Below are some entries. Reproduce them word for word.
----------------
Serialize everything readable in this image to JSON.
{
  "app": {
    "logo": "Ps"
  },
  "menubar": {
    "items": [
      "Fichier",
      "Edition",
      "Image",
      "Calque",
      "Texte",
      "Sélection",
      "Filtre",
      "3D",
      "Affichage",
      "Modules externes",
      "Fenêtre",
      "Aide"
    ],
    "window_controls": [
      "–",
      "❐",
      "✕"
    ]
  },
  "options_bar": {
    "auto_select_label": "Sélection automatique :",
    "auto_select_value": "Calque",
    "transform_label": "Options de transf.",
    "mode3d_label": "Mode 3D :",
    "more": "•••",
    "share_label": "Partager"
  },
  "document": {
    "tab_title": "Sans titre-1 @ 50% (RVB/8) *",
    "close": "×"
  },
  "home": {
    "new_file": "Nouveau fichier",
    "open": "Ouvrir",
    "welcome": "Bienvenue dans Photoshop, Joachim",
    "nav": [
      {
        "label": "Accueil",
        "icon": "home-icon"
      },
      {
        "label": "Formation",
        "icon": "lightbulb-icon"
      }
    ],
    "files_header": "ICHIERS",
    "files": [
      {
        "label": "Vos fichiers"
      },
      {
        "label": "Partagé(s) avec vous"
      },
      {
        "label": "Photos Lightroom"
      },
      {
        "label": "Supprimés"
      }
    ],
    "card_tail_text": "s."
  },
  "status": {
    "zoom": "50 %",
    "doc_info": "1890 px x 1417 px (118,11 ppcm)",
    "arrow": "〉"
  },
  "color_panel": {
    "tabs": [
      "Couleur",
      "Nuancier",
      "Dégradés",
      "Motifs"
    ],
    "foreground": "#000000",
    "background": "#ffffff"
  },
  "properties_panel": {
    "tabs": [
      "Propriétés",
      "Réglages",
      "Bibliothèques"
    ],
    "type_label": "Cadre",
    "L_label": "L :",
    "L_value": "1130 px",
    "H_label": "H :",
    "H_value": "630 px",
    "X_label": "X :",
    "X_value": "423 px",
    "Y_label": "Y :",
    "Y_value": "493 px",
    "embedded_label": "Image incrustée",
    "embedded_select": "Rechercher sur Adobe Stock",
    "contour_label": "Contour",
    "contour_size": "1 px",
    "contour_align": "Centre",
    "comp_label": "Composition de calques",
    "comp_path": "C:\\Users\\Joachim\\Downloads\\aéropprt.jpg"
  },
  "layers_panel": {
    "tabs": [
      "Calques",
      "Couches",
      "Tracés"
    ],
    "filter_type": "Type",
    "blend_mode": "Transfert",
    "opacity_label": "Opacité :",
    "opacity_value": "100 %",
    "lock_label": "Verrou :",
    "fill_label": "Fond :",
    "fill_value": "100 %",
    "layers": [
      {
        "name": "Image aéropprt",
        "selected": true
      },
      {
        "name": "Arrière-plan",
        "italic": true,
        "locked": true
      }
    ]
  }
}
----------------
SOLUTION TO THIS TASK:
Serialize everything readable in this image to JSON.
{
  "app": {
    "logo": "Ps"
  },
  "menubar": {
    "items": [
      "Fichier",
      "Edition",
      "Image",
      "Calque",
      "Texte",
      "Sélection",
      "Filtre",
      "3D",
      "Affichage",
      "Modules externes",
      "Fenêtre",
      "Aide"
    ],
    "window_controls": [
      "–",
      "❐",
      "✕"
    ]
  },
  "options_bar": {
    "auto_select_label": "Sélection automatique :",
    "auto_select_value": "Calque",
    "transform_label": "Options de transf.",
    "mode3d_label": "Mode 3D :",
    "more": "•••",
    "share_label": "Partager"
  },
  "document": {
    "tab_title": "Sans titre-1 @ 50% (RVB/8) *",
    "close": "×"
  },
  "home": {
    "new_file": "Nouveau fichier",
    "open": "Ouvrir",
    "welcome": "Bienvenue dans Photoshop, Joachim",
    "nav": [
      {
        "label": "Accueil",
        "icon": "home-icon"
      },
      {
        "label": "Formation",
        "icon": "lightbulb-icon"
      }
    ],
    "files_header": "ICHIERS",
    "files": [
      {
        "label": "Vos fichiers"
      },
      {
        "label": "Partagé(s) avec vous"
      },
      {
        "label": "Photos Lightroom"
      },
      {
        "label": "Supprimés"
      }
    ],
    "card_tail_text": "s."
  },
  "status": {
    "zoom": "50 %",
    "doc_info": "1890 px x 1417 px (118,11 ppcm)",
    "arrow": "〉"
  },
  "color_panel": {
    "tabs": [
      "Couleur",
      "Nuancier",
      "Dégradés",
      "Motifs"
    ],
    "foreground": "#000000",
    "background": "#ffffff"
  },
  "properties_panel": {
    "tabs": [
      "Propriétés",
      "Réglages",
      "Bibliothèques"
    ],
    "type_label": "Cadre",
    "L_label": "L :",
    "L_value": "1130 px",
    "H_label": "H :",
    "H_value": "630 px",
    "X_label": "X :",
    "X_value": "423 px",
    "Y_label": "Y :",
    "Y_value": "493 px",
    "embedded_label": "Image incrustée",
    "embedded_select": "Rechercher sur Adobe Stock",
    "contour_label": "Contour",
    "contour_size": "1 px",
    "contour_align": "Centre",
    "comp_label": "Composition de calques",
    "comp_path": "C:\\Users\\Joachim\\Downloads\\aéropprt.jpg"
  },
  "layers_panel": {
    "tabs": [
      "Calques",
      "Couches",
      "Tracés"
    ],
    "filter_type": "Type",
    "blend_mode": "Transfert",
    "opacity_label": "Opacité :",
    "opacity_value": "100 %",
    "lock_label": "Verrou :",
    "fill_label": "Fond :",
    "fill_value": "100 %",
    "layers": [
      {
        "name": "Image aéropprt",
        "selected": true
      },
      {
        "name": "Arrière-plan",
        "italic": true,
        "locked": true
      }
    ]
  }
}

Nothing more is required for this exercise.